*** Block opens ***

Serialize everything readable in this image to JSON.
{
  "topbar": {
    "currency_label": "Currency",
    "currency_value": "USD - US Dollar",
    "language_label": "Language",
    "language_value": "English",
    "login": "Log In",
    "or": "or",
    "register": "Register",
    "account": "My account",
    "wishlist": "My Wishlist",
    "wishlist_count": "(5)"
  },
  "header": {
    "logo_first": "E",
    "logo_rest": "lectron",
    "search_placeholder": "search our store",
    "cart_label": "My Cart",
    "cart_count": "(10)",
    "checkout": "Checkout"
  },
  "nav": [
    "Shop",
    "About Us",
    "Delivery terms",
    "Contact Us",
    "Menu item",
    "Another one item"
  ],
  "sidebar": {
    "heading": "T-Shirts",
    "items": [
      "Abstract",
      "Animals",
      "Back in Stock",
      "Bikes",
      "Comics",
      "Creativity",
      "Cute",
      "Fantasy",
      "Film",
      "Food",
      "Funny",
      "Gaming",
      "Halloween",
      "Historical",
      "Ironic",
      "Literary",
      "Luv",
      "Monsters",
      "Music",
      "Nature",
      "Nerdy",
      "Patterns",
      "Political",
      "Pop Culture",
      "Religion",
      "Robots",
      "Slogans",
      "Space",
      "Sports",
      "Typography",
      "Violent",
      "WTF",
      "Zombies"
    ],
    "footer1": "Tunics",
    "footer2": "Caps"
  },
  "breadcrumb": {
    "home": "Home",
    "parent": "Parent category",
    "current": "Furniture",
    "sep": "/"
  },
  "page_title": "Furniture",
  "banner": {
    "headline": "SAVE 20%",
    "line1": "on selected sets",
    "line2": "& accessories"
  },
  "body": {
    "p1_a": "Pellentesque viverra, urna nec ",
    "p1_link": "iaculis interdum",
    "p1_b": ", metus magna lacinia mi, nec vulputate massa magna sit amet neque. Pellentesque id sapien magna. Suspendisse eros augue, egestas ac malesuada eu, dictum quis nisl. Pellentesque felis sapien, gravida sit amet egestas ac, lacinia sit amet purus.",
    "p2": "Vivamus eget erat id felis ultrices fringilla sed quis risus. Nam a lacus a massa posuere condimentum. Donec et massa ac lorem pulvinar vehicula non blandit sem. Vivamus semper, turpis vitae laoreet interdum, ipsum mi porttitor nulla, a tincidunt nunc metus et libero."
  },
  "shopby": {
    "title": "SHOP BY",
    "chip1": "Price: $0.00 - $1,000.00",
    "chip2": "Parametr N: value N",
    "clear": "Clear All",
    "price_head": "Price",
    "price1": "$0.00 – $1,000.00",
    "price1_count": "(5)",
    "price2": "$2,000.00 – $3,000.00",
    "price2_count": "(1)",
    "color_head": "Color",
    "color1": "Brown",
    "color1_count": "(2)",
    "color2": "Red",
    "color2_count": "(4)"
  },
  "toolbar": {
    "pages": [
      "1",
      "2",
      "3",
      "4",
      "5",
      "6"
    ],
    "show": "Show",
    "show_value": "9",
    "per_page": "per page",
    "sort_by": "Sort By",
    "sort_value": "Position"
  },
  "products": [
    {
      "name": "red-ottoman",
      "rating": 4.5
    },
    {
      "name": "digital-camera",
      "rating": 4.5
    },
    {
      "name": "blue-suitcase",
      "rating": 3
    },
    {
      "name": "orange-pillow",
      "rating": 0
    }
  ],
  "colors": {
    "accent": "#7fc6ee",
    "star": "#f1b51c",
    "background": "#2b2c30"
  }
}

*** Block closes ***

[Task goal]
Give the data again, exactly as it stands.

[Exercise response]
Serialize everything readable in this image to JSON.
{
  "topbar": {
    "currency_label": "Currency",
    "currency_value": "USD - US Dollar",
    "language_label": "Language",
    "language_value": "English",
    "login": "Log In",
    "or": "or",
    "register": "Register",
    "account": "My account",
    "wishlist": "My Wishlist",
    "wishlist_count": "(5)"
  },
  "header": {
    "logo_first": "E",
    "logo_rest": "lectron",
    "search_placeholder": "search our store",
    "cart_label": "My Cart",
    "cart_count": "(10)",
    "checkout": "Checkout"
  },
  "nav": [
    "Shop",
    "About Us",
    "Delivery terms",
    "Contact Us",
    "Menu item",
    "Another one item"
  ],
  "sidebar": {
    "heading": "T-Shirts",
    "items": [
      "Abstract",
      "Animals",
      "Back in Stock",
      "Bikes",
      "Comics",
      "Creativity",
      "Cute",
      "Fantasy",
      "Film",
      "Food",
      "Funny",
      "Gaming",
      "Halloween",
      "Historical",
      "Ironic",
      "Literary",
      "Luv",
      "Monsters",
      "Music",
      "Nature",
      "Nerdy",
      "Patterns",
      "Political",
      "Pop Culture",
      "Religion",
      "Robots",
      "Slogans",
      "Space",
      "Sports",
      "Typography",
      "Violent",
      "WTF",
      "Zombies"
    ],
    "footer1": "Tunics",
    "footer2": "Caps"
  },
  "breadcrumb": {
    "home": "Home",
    "parent": "Parent category",
    "current": "Furniture",
    "sep": "/"
  },
  "page_title": "Furniture",
  "banner": {
    "headline": "SAVE 20%",
    "line1": "on selected sets",
    "line2": "& accessories"
  },
  "body": {
    "p1_a": "Pellentesque viverra, urna nec ",
    "p1_link": "iaculis interdum",
    "p1_b": ", metus magna lacinia mi, nec vulputate massa magna sit amet neque. Pellentesque id sapien magna. Suspendisse eros augue, egestas ac malesuada eu, dictum quis nisl. Pellentesque felis sapien, gravida sit amet egestas ac, lacinia sit amet purus.",
    "p2": "Vivamus eget erat id felis ultrices fringilla sed quis risus. Nam a lacus a massa posuere condimentum. Donec et massa ac lorem pulvinar vehicula non blandit sem. Vivamus semper, turpis vitae laoreet interdum, ipsum mi porttitor nulla, a tincidunt nunc metus et libero."
  },
  "shopby": {
    "title": "SHOP BY",
    "chip1": "Price: $0.00 - $1,000.00",
    "chip2": "Parametr N: value N",
    "clear": "Clear All",
    "price_head": "Price",
    "price1": "$0.00 – $1,000.00",
    "price1_count": "(5)",
    "price2": "$2,000.00 – $3,000.00",
    "price2_count": "(1)",
    "color_head": "Color",
    "color1": "Brown",
    "color1_count": "(2)",
    "color2": "Red",
    "color2_count": "(4)"
  },
  "toolbar": {
    "pages": [
      "1",
      "2",
      "3",
      "4",
      "5",
      "6"
    ],
    "show": "Show",
    "show_value": "9",
    "per_page": "per page",
    "sort_by": "Sort By",
    "sort_value": "Position"
  },
  "products": [
    {
      "name": "red-ottoman",
      "rating": 4.5
    },
    {
      "name": "digital-camera",
      "rating": 4.5
    },
    {
      "name": "blue-suitcase",
      "rating": 3
    },
    {
      "name": "orange-pillow",
      "rating": 0
    }
  ],
  "colors": {
    "accent": "#7fc6ee",
    "star": "#f1b51c",
    "background": "#2b2c30"
  }
}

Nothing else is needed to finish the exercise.